» ACTION ITEM
For the material that follows, list every line containing the word "JSON".

» EXERCISE DATA
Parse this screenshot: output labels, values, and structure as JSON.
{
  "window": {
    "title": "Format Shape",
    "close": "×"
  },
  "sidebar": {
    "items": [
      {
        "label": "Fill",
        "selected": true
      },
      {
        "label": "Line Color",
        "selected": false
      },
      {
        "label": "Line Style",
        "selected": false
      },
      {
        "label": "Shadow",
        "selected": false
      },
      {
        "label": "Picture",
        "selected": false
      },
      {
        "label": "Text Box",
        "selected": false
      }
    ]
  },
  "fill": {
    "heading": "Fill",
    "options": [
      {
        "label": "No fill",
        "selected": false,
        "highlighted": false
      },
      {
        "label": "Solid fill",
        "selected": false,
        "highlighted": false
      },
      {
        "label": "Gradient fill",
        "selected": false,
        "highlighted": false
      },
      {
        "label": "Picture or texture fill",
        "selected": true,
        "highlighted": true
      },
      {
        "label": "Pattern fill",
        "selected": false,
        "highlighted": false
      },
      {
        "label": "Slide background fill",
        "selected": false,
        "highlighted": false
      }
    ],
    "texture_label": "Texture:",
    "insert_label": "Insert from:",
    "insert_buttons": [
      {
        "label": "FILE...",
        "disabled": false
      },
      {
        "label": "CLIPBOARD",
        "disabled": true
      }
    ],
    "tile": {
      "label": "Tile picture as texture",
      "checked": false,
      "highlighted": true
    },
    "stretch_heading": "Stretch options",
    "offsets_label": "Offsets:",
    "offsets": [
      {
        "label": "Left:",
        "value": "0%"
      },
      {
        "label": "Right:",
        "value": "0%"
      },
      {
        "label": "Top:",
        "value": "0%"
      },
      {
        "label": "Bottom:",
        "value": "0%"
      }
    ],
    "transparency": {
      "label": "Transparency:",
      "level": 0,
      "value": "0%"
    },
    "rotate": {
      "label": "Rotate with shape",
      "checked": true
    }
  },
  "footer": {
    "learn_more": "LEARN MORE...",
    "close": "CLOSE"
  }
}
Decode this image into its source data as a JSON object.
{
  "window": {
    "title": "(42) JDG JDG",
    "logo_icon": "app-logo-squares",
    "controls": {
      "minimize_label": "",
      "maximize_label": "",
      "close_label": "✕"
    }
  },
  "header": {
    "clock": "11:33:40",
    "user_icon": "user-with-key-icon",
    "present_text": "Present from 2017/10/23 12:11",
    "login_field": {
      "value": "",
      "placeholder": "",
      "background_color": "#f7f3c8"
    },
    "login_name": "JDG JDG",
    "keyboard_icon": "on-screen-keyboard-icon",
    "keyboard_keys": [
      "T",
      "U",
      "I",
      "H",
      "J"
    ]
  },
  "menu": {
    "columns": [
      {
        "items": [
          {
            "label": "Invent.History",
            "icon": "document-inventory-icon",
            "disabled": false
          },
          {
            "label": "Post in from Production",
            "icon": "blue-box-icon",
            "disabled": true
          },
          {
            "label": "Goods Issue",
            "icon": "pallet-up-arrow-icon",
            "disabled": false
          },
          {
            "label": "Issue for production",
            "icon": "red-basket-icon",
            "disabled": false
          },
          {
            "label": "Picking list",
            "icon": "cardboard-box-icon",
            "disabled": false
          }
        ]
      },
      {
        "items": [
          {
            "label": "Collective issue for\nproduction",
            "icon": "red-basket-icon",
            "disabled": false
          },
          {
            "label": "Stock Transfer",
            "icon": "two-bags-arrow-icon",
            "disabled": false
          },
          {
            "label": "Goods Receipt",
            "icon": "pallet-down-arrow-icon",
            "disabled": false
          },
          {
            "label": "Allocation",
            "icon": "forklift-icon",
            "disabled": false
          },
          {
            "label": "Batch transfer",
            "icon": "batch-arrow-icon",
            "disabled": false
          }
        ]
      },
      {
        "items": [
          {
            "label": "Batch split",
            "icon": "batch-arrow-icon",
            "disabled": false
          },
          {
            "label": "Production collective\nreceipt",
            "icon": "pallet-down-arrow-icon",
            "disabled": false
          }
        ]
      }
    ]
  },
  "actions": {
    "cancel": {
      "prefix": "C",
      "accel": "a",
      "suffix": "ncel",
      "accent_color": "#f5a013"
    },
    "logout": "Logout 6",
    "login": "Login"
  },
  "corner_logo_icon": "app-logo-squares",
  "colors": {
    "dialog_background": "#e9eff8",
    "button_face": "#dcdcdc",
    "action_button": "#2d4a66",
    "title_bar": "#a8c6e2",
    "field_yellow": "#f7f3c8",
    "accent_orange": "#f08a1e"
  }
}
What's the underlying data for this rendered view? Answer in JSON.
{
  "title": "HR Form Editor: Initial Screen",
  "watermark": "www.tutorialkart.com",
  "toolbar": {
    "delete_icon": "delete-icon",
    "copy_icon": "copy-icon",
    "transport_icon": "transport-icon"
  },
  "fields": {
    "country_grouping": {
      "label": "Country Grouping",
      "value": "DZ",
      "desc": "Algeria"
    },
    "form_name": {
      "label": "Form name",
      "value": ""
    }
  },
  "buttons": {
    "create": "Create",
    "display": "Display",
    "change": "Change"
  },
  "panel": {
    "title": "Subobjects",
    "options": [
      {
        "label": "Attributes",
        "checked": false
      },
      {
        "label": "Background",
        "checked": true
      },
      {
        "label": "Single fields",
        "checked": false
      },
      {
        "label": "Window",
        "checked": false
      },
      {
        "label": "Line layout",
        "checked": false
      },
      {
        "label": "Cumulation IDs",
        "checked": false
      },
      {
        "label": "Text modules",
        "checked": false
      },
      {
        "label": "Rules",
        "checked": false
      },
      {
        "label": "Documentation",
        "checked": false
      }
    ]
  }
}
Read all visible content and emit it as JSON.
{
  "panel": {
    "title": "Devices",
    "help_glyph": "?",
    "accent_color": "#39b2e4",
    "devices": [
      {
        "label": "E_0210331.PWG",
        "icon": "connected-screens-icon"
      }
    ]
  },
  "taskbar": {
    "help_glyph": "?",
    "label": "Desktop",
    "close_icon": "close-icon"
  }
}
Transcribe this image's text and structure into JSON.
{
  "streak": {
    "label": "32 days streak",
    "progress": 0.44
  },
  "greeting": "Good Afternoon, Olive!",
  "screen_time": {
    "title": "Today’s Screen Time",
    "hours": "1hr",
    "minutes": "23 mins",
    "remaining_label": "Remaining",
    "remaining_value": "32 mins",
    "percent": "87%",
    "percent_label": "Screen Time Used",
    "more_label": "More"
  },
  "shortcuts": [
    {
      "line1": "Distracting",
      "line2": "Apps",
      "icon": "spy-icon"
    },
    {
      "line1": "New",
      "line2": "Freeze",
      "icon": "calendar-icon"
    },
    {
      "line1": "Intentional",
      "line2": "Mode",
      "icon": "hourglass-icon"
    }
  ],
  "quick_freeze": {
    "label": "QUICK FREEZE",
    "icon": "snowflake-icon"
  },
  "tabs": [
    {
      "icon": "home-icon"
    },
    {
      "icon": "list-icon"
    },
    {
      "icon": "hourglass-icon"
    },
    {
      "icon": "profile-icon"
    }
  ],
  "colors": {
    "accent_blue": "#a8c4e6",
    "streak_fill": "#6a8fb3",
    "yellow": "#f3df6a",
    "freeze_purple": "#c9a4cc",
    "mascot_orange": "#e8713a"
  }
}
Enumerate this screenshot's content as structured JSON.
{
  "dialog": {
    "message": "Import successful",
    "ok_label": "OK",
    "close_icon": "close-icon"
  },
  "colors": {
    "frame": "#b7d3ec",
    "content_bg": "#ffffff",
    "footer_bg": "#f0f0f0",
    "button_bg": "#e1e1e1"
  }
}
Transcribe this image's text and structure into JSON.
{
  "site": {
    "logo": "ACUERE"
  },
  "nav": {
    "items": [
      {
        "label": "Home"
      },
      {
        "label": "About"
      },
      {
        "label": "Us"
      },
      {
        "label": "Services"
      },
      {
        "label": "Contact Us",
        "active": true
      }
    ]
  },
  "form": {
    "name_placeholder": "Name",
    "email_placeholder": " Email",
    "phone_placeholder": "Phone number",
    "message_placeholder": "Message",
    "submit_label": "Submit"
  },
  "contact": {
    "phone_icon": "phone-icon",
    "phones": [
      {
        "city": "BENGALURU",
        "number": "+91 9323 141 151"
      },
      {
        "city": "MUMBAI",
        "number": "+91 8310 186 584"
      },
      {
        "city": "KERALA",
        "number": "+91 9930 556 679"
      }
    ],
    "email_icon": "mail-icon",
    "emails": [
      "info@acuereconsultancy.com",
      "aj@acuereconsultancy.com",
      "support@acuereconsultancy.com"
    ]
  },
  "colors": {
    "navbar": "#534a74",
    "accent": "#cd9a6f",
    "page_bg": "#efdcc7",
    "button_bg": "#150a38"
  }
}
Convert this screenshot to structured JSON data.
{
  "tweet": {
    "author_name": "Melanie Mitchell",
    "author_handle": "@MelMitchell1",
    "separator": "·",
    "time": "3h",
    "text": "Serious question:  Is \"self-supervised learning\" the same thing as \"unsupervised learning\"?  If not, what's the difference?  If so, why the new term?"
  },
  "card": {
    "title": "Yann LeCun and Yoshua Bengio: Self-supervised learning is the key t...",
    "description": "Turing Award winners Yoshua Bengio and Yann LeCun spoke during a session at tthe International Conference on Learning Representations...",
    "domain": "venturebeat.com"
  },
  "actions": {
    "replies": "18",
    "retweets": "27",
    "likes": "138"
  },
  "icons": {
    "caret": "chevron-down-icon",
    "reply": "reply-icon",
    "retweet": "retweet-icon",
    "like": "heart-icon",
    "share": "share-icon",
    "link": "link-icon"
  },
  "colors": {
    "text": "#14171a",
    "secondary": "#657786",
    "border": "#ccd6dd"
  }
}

» PROBLEM SOLUTION
Parse this screenshot: output labels, values, and structure as JSON.
Decode this image into its source data as a JSON object.
What's the underlying data for this rendered view? Answer in JSON.
Read all visible content and emit it as JSON.
Transcribe this image's text and structure into JSON.
Enumerate this screenshot's content as structured JSON.
Transcribe this image's text and structure into JSON.
Convert this screenshot to structured JSON data.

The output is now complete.